Record excerpts:
○ ○ ○ ○ ○

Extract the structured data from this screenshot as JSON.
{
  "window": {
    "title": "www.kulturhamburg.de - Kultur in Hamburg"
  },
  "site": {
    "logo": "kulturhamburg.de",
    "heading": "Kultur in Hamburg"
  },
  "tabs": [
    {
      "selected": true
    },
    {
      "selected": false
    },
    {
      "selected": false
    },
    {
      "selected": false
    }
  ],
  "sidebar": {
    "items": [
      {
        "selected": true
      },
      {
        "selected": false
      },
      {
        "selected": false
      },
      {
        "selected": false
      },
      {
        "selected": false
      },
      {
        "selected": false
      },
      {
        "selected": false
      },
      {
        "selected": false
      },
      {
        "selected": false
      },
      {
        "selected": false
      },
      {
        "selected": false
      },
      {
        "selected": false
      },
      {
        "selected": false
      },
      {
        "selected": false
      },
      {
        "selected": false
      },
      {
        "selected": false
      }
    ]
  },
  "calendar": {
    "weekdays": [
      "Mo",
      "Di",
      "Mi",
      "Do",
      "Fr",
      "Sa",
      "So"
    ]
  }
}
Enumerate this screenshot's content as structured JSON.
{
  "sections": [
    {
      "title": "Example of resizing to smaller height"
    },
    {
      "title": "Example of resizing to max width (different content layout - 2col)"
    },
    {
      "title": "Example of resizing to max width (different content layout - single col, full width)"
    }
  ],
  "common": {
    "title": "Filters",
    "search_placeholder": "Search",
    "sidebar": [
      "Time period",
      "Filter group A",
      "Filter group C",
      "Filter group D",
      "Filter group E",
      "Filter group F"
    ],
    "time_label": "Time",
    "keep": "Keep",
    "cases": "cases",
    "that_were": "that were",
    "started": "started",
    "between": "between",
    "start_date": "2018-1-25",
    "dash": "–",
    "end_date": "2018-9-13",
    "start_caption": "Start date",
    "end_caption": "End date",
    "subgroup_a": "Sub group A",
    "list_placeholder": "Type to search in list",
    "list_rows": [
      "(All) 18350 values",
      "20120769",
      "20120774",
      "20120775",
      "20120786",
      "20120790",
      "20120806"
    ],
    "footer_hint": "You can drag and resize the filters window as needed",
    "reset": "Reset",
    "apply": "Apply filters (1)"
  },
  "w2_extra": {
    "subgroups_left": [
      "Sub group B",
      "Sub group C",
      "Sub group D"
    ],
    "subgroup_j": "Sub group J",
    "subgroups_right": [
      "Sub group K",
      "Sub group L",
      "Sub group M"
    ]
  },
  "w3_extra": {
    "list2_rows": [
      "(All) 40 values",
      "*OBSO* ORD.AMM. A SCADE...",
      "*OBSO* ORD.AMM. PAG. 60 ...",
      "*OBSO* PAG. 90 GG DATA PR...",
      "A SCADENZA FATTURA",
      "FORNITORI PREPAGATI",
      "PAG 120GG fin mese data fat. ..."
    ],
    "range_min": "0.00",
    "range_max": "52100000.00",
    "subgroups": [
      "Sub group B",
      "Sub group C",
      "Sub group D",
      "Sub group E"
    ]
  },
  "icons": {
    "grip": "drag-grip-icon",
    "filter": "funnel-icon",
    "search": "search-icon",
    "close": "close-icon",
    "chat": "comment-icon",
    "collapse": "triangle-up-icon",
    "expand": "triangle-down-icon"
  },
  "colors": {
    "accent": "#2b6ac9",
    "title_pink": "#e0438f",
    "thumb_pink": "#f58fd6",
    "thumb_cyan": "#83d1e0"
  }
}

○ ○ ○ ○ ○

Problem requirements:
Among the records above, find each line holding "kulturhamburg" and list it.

Expected answer:
    "title": "www.kulturhamburg.de - Kultur in Hamburg"
    "logo": "kulturhamburg.de",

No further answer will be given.